## [The problem]
Each entry below has to be written out again without any change.
━━━ Record excerpts
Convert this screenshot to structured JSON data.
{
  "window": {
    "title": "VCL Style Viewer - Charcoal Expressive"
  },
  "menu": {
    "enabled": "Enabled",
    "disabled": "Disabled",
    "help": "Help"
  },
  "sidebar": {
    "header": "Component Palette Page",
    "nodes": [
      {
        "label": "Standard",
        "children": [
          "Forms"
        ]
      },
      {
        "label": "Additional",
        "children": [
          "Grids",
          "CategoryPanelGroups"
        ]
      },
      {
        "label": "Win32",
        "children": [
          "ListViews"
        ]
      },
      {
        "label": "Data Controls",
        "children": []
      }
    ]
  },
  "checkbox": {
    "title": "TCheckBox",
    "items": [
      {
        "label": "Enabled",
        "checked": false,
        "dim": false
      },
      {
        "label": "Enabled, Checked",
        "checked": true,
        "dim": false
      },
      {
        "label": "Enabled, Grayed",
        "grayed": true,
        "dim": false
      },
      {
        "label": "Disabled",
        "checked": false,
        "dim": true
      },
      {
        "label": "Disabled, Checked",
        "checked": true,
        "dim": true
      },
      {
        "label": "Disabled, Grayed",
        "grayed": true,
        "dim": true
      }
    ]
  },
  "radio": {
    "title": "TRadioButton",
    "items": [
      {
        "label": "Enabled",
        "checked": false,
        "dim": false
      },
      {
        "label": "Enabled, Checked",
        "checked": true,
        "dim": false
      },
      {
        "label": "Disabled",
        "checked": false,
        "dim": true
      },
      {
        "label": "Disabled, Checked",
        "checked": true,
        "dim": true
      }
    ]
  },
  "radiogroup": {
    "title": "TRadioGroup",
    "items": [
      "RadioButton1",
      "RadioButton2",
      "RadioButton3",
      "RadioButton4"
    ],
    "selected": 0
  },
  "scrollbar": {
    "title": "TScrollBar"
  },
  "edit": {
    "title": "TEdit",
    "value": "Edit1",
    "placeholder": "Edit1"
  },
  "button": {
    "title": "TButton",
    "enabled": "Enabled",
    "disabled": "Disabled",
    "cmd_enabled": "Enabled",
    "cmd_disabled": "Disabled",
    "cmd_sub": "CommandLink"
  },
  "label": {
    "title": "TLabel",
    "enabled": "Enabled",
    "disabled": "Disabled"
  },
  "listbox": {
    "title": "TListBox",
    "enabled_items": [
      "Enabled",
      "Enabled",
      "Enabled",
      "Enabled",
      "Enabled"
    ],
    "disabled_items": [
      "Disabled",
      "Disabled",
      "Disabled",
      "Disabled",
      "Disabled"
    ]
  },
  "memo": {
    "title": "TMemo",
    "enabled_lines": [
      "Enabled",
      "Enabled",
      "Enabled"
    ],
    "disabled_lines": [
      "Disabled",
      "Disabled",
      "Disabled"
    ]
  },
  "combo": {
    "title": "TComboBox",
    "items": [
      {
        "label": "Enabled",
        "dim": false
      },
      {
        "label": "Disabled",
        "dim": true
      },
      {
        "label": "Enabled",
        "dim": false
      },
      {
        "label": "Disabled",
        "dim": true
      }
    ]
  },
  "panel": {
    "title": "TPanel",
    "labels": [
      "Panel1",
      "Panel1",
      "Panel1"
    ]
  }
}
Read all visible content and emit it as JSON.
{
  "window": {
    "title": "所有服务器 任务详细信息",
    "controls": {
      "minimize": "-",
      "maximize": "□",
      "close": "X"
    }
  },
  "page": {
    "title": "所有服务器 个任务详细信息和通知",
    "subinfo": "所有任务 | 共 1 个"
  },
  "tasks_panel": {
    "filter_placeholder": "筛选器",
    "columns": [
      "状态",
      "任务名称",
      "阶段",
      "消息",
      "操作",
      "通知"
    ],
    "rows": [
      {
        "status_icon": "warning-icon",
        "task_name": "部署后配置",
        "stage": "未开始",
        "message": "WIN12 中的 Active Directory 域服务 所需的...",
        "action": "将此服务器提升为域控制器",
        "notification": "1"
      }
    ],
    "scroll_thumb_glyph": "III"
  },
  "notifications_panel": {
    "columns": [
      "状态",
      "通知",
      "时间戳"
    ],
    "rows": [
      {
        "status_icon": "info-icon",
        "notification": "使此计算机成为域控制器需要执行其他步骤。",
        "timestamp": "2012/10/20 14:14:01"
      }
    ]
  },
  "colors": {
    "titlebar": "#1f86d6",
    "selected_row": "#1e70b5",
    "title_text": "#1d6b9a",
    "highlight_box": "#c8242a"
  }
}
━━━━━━
## [Expected output]
Convert this screenshot to structured JSON data.
{
  "window": {
    "title": "VCL Style Viewer - Charcoal Expressive"
  },
  "menu": {
    "enabled": "Enabled",
    "disabled": "Disabled",
    "help": "Help"
  },
  "sidebar": {
    "header": "Component Palette Page",
    "nodes": [
      {
        "label": "Standard",
        "children": [
          "Forms"
        ]
      },
      {
        "label": "Additional",
        "children": [
          "Grids",
          "CategoryPanelGroups"
        ]
      },
      {
        "label": "Win32",
        "children": [
          "ListViews"
        ]
      },
      {
        "label": "Data Controls",
        "children": []
      }
    ]
  },
  "checkbox": {
    "title": "TCheckBox",
    "items": [
      {
        "label": "Enabled",
        "checked": false,
        "dim": false
      },
      {
        "label": "Enabled, Checked",
        "checked": true,
        "dim": false
      },
      {
        "label": "Enabled, Grayed",
        "grayed": true,
        "dim": false
      },
      {
        "label": "Disabled",
        "checked": false,
        "dim": true
      },
      {
        "label": "Disabled, Checked",
        "checked": true,
        "dim": true
      },
      {
        "label": "Disabled, Grayed",
        "grayed": true,
        "dim": true
      }
    ]
  },
  "radio": {
    "title": "TRadioButton",
    "items": [
      {
        "label": "Enabled",
        "checked": false,
        "dim": false
      },
      {
        "label": "Enabled, Checked",
        "checked": true,
        "dim": false
      },
      {
        "label": "Disabled",
        "checked": false,
        "dim": true
      },
      {
        "label": "Disabled, Checked",
        "checked": true,
        "dim": true
      }
    ]
  },
  "radiogroup": {
    "title": "TRadioGroup",
    "items": [
      "RadioButton1",
      "RadioButton2",
      "RadioButton3",
      "RadioButton4"
    ],
    "selected": 0
  },
  "scrollbar": {
    "title": "TScrollBar"
  },
  "edit": {
    "title": "TEdit",
    "value": "Edit1",
    "placeholder": "Edit1"
  },
  "button": {
    "title": "TButton",
    "enabled": "Enabled",
    "disabled": "Disabled",
    "cmd_enabled": "Enabled",
    "cmd_disabled": "Disabled",
    "cmd_sub": "CommandLink"
  },
  "label": {
    "title": "TLabel",
    "enabled": "Enabled",
    "disabled": "Disabled"
  },
  "listbox": {
    "title": "TListBox",
    "enabled_items": [
      "Enabled",
      "Enabled",
      "Enabled",
      "Enabled",
      "Enabled"
    ],
    "disabled_items": [
      "Disabled",
      "Disabled",
      "Disabled",
      "Disabled",
      "Disabled"
    ]
  },
  "memo": {
    "title": "TMemo",
    "enabled_lines": [
      "Enabled",
      "Enabled",
      "Enabled"
    ],
    "disabled_lines": [
      "Disabled",
      "Disabled",
      "Disabled"
    ]
  },
  "combo": {
    "title": "TComboBox",
    "items": [
      {
        "label": "Enabled",
        "dim": false
      },
      {
        "label": "Disabled",
        "dim": true
      },
      {
        "label": "Enabled",
        "dim": false
      },
      {
        "label": "Disabled",
        "dim": true
      }
    ]
  },
  "panel": {
    "title": "TPanel",
    "labels": [
      "Panel1",
      "Panel1",
      "Panel1"
    ]
  }
}
Read all visible content and emit it as JSON.
{
  "window": {
    "title": "所有服务器 任务详细信息",
    "controls": {
      "minimize": "-",
      "maximize": "□",
      "close": "X"
    }
  },
  "page": {
    "title": "所有服务器 个任务详细信息和通知",
    "subinfo": "所有任务 | 共 1 个"
  },
  "tasks_panel": {
    "filter_placeholder": "筛选器",
    "columns": [
      "状态",
      "任务名称",
      "阶段",
      "消息",
      "操作",
      "通知"
    ],
    "rows": [
      {
        "status_icon": "warning-icon",
        "task_name": "部署后配置",
        "stage": "未开始",
        "message": "WIN12 中的 Active Directory 域服务 所需的...",
        "action": "将此服务器提升为域控制器",
        "notification": "1"
      }
    ],
    "scroll_thumb_glyph": "III"
  },
  "notifications_panel": {
    "columns": [
      "状态",
      "通知",
      "时间戳"
    ],
    "rows": [
      {
        "status_icon": "info-icon",
        "notification": "使此计算机成为域控制器需要执行其他步骤。",
        "timestamp": "2012/10/20 14:14:01"
      }
    ]
  },
  "colors": {
    "titlebar": "#1f86d6",
    "selected_row": "#1e70b5",
    "title_text": "#1d6b9a",
    "highlight_box": "#c8242a"
  }
}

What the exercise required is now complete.